As Israel's current operation in Gaza grows into something much longer and deadlier than Cast Lead six years ago, there has been much international condemnation, from Europe, the UN, and human rights groups. The US is less critical and the US Congress openly supportive (and the US is resupplying Israel with munitions in the midst of the operation), but there has been considerable criticism in the media and academia.
But two sources of pressure that helped bring previous Gaza interventions to a ceasefire are absent here. First, domestic support in Israel is higher than in some previous interventions, with polls showing overwhelming support among Israeli Jews, and Israeli peace activists increasingly facing confrontations with supporters of the war.
But even more striking is the fact that, while there has been much sympathy expressed toward Gaza in the Arab "street," the Arab regimes have been mostly silent. Egypt did make a ceasefire proposal early on, which Israel accepted (and which some suspect was negotiated beforehand) and Hamas rejected. But after the Hamas rejection, Egypt essentially washed its hands of the situation. And Egypt, of course, shares a border with Gaza, and by keeping the Rafah crossing closed, is complicit, at the very least, with maintaining the siege of Gaza. It allows humanitarian supplies in, but doesn't allow those under bombardment out.
The other country with diplomatic relations with Israel, Jordan, is also part of the broad Sunni alliance that opposes the Muslim Brotherhood, and which also includes Saudi Arabia and the UAE. At least there is evidence that the Jordanian street (with its substantial Palestinian component) is restive and supportive of Gaza civilians, if not Hamas.
The Egyptian "street" is another matter. Some of Egypt's talk-show hosts
have been so virulently anti-Hamas that Israel has been quoting them in propaganda broadcasts into Gaza. Though Field Marshal Sisi rose to power under the Morsi Presidency, he and his supporters have vowed to crush the Muslim Brotherhood, and of course, Hamas was formed from the Gaza branch. And most indications are that the sentiment is widely shared among secular Egyptians.
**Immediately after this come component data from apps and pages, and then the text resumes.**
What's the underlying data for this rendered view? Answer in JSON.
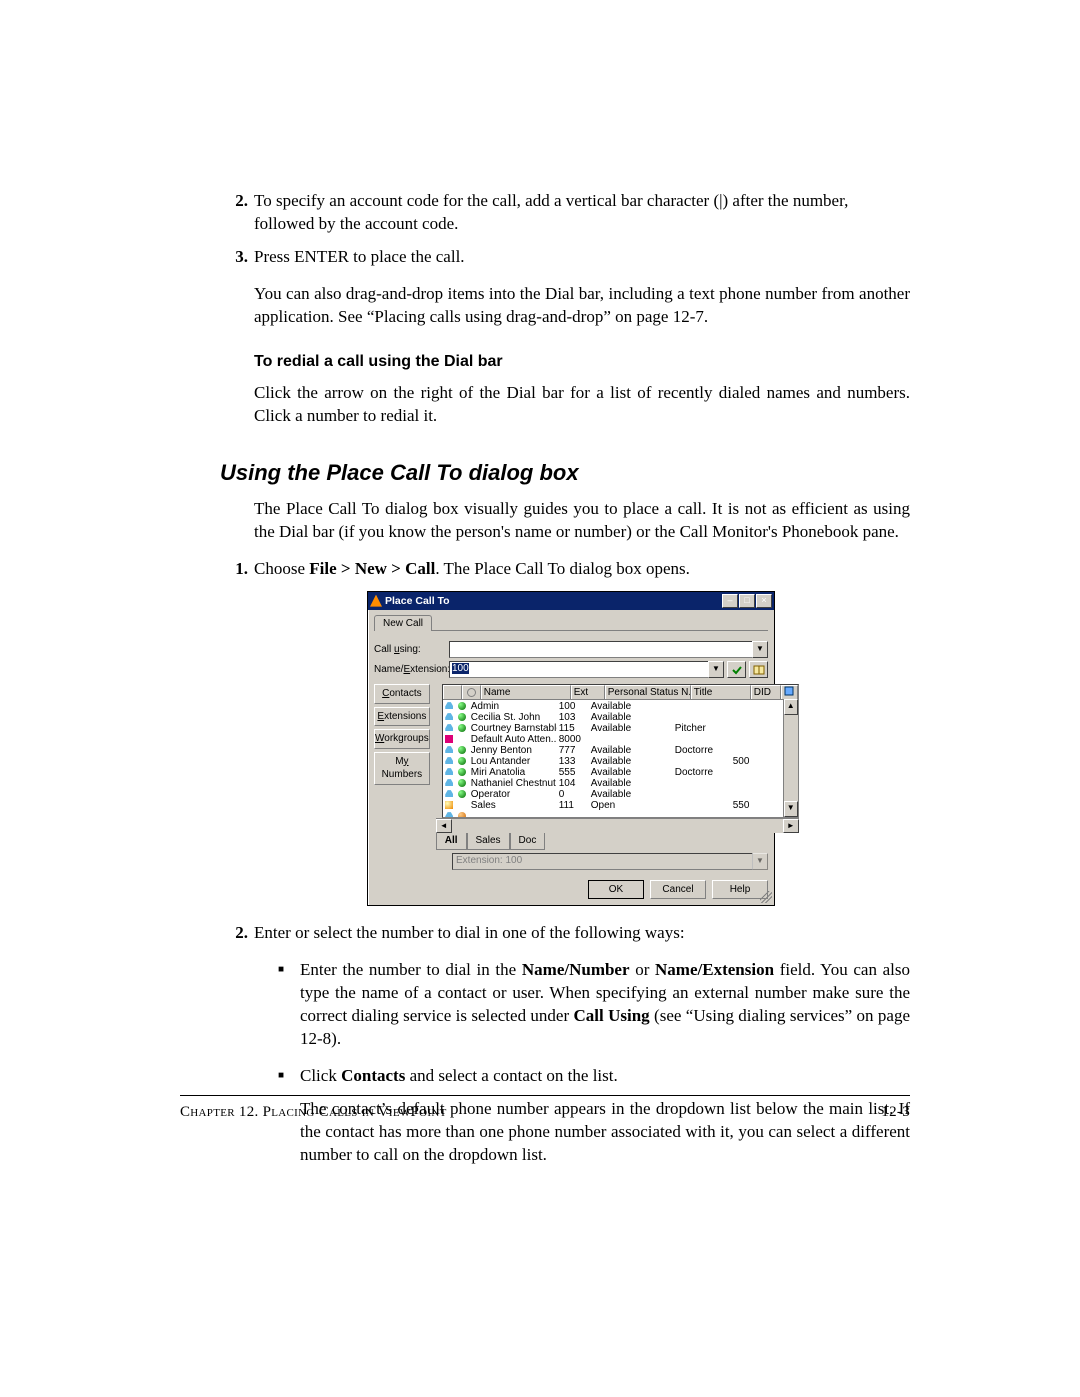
{
  "steps_top": [
    {
      "num": "2.",
      "text": "To specify an account code for the call, add a vertical bar character (|) after the number, followed by the account code."
    },
    {
      "num": "3.",
      "text": "Press ENTER to place the call."
    }
  ],
  "para_drag": "You can also drag-and-drop items into the Dial bar, including a text phone number from another application. See “Placing calls using drag-and-drop” on page 12-7.",
  "subhead_redial": "To redial a call using the Dial bar",
  "para_redial": "Click the arrow on the right of the Dial bar for a list of recently dialed names and numbers. Click a number to redial it.",
  "h2": "Using the Place Call To dialog box",
  "para_h2": "The Place Call To dialog box visually guides you to place a call. It is not as efficient as using the Dial bar (if you know the person's name or number) or the Call Monitor's Phonebook pane.",
  "steps_dialog": [
    {
      "num": "1.",
      "pre": "Choose ",
      "b": "File > New > Call",
      "post": ". The Place Call To dialog box opens."
    },
    {
      "num": "2.",
      "text": "Enter or select the number to dial in one of the following ways:"
    }
  ],
  "bullets": [
    {
      "pre": "Enter the number to dial in the ",
      "b1": "Name/Number",
      "mid": " or ",
      "b2": "Name/Extension",
      "post": " field. You can also type the name of a contact or user. When specifying an external number make sure the correct dialing service is selected under ",
      "b3": "Call Using",
      "post2": " (see “Using dialing services” on page 12-8)."
    },
    {
      "pre": "Click ",
      "b1": "Contacts",
      "post": " and select a contact on the list."
    }
  ],
  "bullet_follow": "The contact’s default phone number appears in the dropdown list below the main list. If the contact has more than one phone number associated with it, you can select a different number to call on the dropdown list.",
  "footer_left": "Chapter 12. Placing Calls in ViewPoint",
  "footer_right": "12-3",
  "dialog": {
    "title": "Place Call To",
    "tab": "New Call",
    "label_callusing": "Call using:",
    "label_nameext": "Name/Extension:",
    "nameext_value": "100",
    "nav": [
      "Contacts",
      "Extensions",
      "Workgroups",
      "My Numbers"
    ],
    "nav_underline_idx": [
      0,
      0,
      0,
      4
    ],
    "columns": [
      "",
      "",
      "Name",
      "Ext",
      "Personal Status N...",
      "Title",
      "DID"
    ],
    "rows": [
      {
        "i": "phone",
        "s": "green",
        "name": "Admin",
        "ext": "100",
        "psn": "Available",
        "title": "",
        "did": ""
      },
      {
        "i": "phone",
        "s": "green",
        "name": "Cecilia St. John",
        "ext": "103",
        "psn": "Available",
        "title": "",
        "did": ""
      },
      {
        "i": "phone",
        "s": "green",
        "name": "Courtney Barnstable",
        "ext": "115",
        "psn": "Available",
        "title": "Pitcher",
        "did": ""
      },
      {
        "i": "aa",
        "s": "",
        "name": "Default Auto Atten...",
        "ext": "8000",
        "psn": "",
        "title": "",
        "did": ""
      },
      {
        "i": "phone",
        "s": "green",
        "name": "Jenny Benton",
        "ext": "777",
        "psn": "Available",
        "title": "Doctorre",
        "did": ""
      },
      {
        "i": "phone",
        "s": "green",
        "name": "Lou Antander",
        "ext": "133",
        "psn": "Available",
        "title": "",
        "did": "500"
      },
      {
        "i": "phone",
        "s": "green",
        "name": "Miri Anatolia",
        "ext": "555",
        "psn": "Available",
        "title": "Doctorre",
        "did": ""
      },
      {
        "i": "phone",
        "s": "green",
        "name": "Nathaniel Chestnut",
        "ext": "104",
        "psn": "Available",
        "title": "",
        "did": ""
      },
      {
        "i": "phone",
        "s": "green",
        "name": "Operator",
        "ext": "0",
        "psn": "Available",
        "title": "",
        "did": ""
      },
      {
        "i": "op",
        "s": "",
        "name": "Sales",
        "ext": "111",
        "psn": "Open",
        "title": "",
        "did": "550"
      },
      {
        "i": "phone",
        "s": "orange",
        "name": "",
        "ext": "",
        "psn": "",
        "title": "",
        "did": ""
      }
    ],
    "bottom_tabs": [
      "All",
      "Sales",
      "Doc"
    ],
    "ext_label": "Extension:  100",
    "buttons": {
      "ok": "OK",
      "cancel": "Cancel",
      "help": "Help"
    }
  }
}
With Egypt, Jordan, the Saudis and the UAE forming a solid front against Hamas, and Libya, Syria, and Iraq preoccupied with other matters, Hamas has few friends: Qatar, Iran and Hizbullah, and the latter two are tied down in Syria and Iraq. Whereas the Hamas leadership in exile were once welcomed in ‘Amman, and after that in Damascus, today they are stuck in distant Doha.
I have left out one Arab regime: the Palestinian Authority. Despite the recent reconciliation between Hamas and the PLO under Mahmoud ‘Abbas, and very vocal criticisms by ‘Abbas, and threats to take Israel to the International Criminal Court,the Palestinian Security Forces kept the West Bank largely quiet during the first two weeks of the campaign. Only in the last ten days or so have demonstrations in the West Bank led to open clashes, but ‘Abbas has largely kept the West Bank, if vocal, nonviolent.
We can only speculate whether the post-Arab Spring anti-Muslim Brotherhood alliance encouraged Israel to launch the present campaign; but it has surely encouraged it to seek a more thorough destruction of Hamas' military capabilities than it did in earlier incursions.